Gießen is a city of 86,000 inhabitants, located on the Lahn River in the center of Germany, about 60 kilometers north of Frankfurt. Gießen is the home of the Justus Liebig University and has a City Theater with 652 seats and a full program of opera, drama and dance.
The Giessen theater was built in 1906/1907 in neo-classical style by the prolific Vienna architects Hermann Helmer und Ferdinand Fellner, who designed dozens of other theaters and opera houses all over central and eastern Europe, for instance in Budapest, Hamburg, Prague, Augsburg, Wiesbaden and Vienna.
The theater was one of the few buildings in the center of Gießen that did not suffer any major damage during a night of bombing in 1944, because “two courageous people served as fire wardens” as it says on a plaque on the front of the building.
So far I have only been to one opera performance in Gießen, but it was one of my favorite operas, L’Elisir d’amore (The Elixir of Love) by Gaetano Donizetti (1797-1848). This is an opera I have seen numerous times in Frankfurt am Main, Darmstadt, Gießen, Paris, Vienna, Heidelberg and Prague.
The unusual thing about the Gießen production was that they sang it mostly in German translation, not in the original Italian. This can be a problem especially for the singer of the quack doctor Dulcamara, who has a devilishly fast patter aria to sing in the first act, to introduce himself and the all-purpose remedy he is trying to sell, and in German it’s much harder to sing so fast.
Another danger of doing it in German is that the arias might sound a bit cloddish in German translation. There’s no way around it, a line like “O wie anmutig” in German just doesn’t sound as good as “Quanto è bella, quanto è cara” in Italian — so you young fellows coming to Germany, take my advice and don’t try using “O wie anmutig” as a pick-up line in the disco, it won’t work.

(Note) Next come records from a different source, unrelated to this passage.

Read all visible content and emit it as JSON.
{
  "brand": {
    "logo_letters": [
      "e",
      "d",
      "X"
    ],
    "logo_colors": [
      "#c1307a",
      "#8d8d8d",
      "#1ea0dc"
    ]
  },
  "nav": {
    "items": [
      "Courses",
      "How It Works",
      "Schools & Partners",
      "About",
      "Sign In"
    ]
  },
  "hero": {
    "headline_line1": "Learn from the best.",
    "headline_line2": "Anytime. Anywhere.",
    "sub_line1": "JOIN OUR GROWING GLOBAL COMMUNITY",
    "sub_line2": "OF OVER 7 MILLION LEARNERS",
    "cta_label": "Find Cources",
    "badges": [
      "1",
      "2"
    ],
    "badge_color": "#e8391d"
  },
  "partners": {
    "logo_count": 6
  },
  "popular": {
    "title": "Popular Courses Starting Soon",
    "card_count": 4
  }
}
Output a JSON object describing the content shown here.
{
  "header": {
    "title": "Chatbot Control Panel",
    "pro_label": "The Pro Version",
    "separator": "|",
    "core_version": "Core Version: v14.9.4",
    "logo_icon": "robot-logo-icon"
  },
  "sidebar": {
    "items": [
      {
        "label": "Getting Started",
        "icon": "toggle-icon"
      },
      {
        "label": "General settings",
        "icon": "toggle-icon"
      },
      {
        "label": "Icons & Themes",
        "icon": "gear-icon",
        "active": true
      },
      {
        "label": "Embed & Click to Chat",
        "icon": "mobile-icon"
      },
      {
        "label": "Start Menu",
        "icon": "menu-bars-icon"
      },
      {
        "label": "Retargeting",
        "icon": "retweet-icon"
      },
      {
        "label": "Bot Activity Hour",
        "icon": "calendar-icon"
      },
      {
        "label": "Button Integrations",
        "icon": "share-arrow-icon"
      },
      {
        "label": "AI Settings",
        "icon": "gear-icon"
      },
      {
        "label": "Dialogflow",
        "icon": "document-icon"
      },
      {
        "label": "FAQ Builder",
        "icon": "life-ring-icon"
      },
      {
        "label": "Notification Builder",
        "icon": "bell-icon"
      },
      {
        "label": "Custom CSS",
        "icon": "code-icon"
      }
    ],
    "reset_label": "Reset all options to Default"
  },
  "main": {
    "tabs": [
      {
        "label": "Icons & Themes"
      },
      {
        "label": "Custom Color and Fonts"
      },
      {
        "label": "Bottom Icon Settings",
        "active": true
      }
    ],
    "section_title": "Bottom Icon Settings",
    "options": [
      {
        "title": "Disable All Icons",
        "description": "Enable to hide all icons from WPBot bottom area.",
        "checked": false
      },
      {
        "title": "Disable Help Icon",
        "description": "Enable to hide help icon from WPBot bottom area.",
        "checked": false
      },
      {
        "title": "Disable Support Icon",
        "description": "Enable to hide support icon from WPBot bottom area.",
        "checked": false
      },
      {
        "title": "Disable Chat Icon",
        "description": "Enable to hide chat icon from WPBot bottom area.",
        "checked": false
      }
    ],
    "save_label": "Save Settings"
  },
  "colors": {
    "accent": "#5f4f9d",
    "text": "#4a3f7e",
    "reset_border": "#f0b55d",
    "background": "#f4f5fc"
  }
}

I was wondering how they were going to handle the most famous aria, “Una furtiva lagrima” towards the end of the second act, since this is one that just about everybody knew from Pavarotti in the Three Tenors concerts, if nowhere else. Well, to my relief, the singer simply switched to Italian at this point, and everyone was happy. He was from Central Asia or someplace, so both German and Italian were foreign languages to him, and he did fine in both.
My photos in this post are from 2004. I revised the text in 2018.
See more posts on the composer Gaetano Donizetti.